Dealer Space – The space on a brochure, flier, and so on, left blank for a dealer imprint.
Dealer Spot – A radio or television commercial furnished by a manufacturer for use in local markets.
Workshops We Conduct
Mastering The Advertising Sales Skills For Newspaper Websites
Seven Steps To More Successful Selling
Selling Against The Broadcast Media
Improving Formal Sales Presentation Skills
Mastering Negotiation Skills
Improving Telemarketing Sales Skills
Improving Ad Copy, Layout and Design Skills
Overcoming The Fear of Public Speaking
Perfecting Public Speaking Skills
Creating Customer Delight For Advertisers
Selling Against The Competition
Creating Three-Month Ad Campaigns For Larger Accounts
Developing Team Building Skills
Overcoming Objections With Skill Practice Exercises
Improving Time Management Skills and Organizational Skills
Understanding The Principles Of Marketing
Twelve Steps To Effective Leadership
Developing Coaching Skills For Today’s Salespeople
Creating The Team Environment At Your Newspaper
Operation Tri-Plan: Effective Account Advertising Planning
Learn more about our Workshops
Public Workshop: Generating Business During Tough Economic Times
Public Workshop: Seven Steps To Brand Your Retail Business
Public Workshop: Seven Remedies For Business Survival in 2010
Public Workshop: Steps To A More Effective Marketing & Advertising Plan
Public Workshop: Seven Steps For More Successful Retail Sales
Public Workshop: How To Provide Outstanding Customer Service
Public Workshop: How To Create A Solid Business Plan
Public Workshop: How To Create A Company Mission Statement
Learn more about our Public Workshops
Answers To Our Two Tests
Are You Slogan Savvy?
4. Duracell Batteries
5. Cisco Systems
6. Dell Computers
8. Apple Computers
Test Your Knowledge
1. (d) 35%
2. (a) Asian
3. (b) 25-34 age group
A Notice To Our Readers:
We’re honored to send you the AdVisions Newsletter each month. Please send us the e-mail address of anyone you feel would also enjoy receiving it. If for any reason you do not want to continue to receive our newsletter, please let us know.

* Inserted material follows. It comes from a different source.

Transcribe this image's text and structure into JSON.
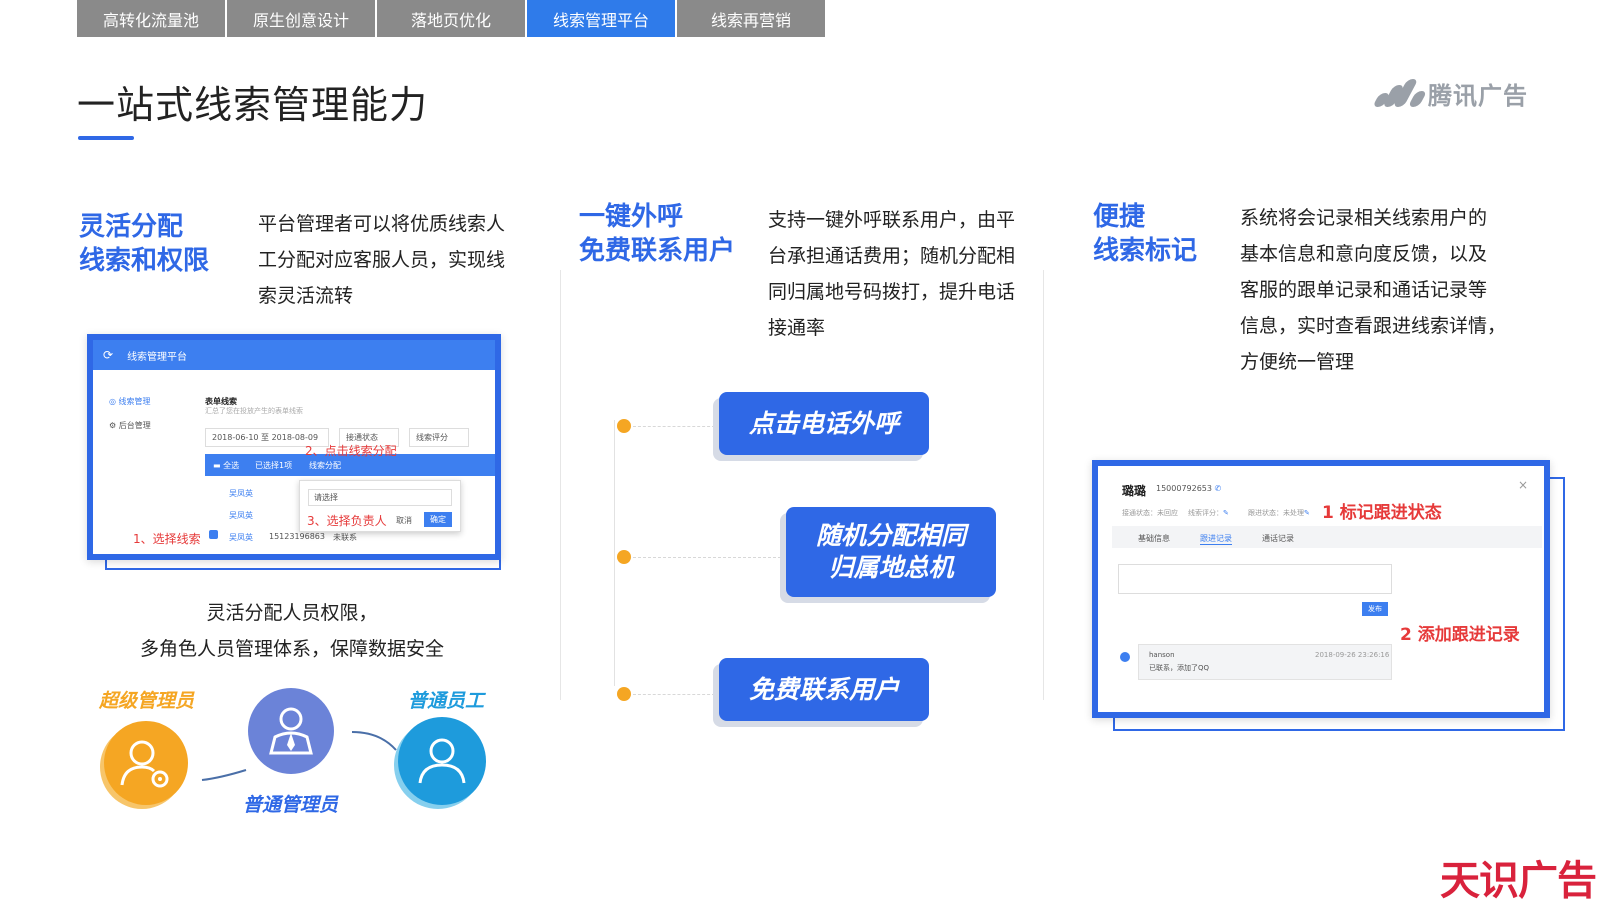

We welcome your suggestions and comments. Lindsey & Associates has been conducting Sales and Management Workshops for hundreds of newspapers throughout the United States and Canada since 1987. Please call or e-mail us for a detailed outline of our classes and for a list of the many newspapers and newspaper associations where we have conducted workshops.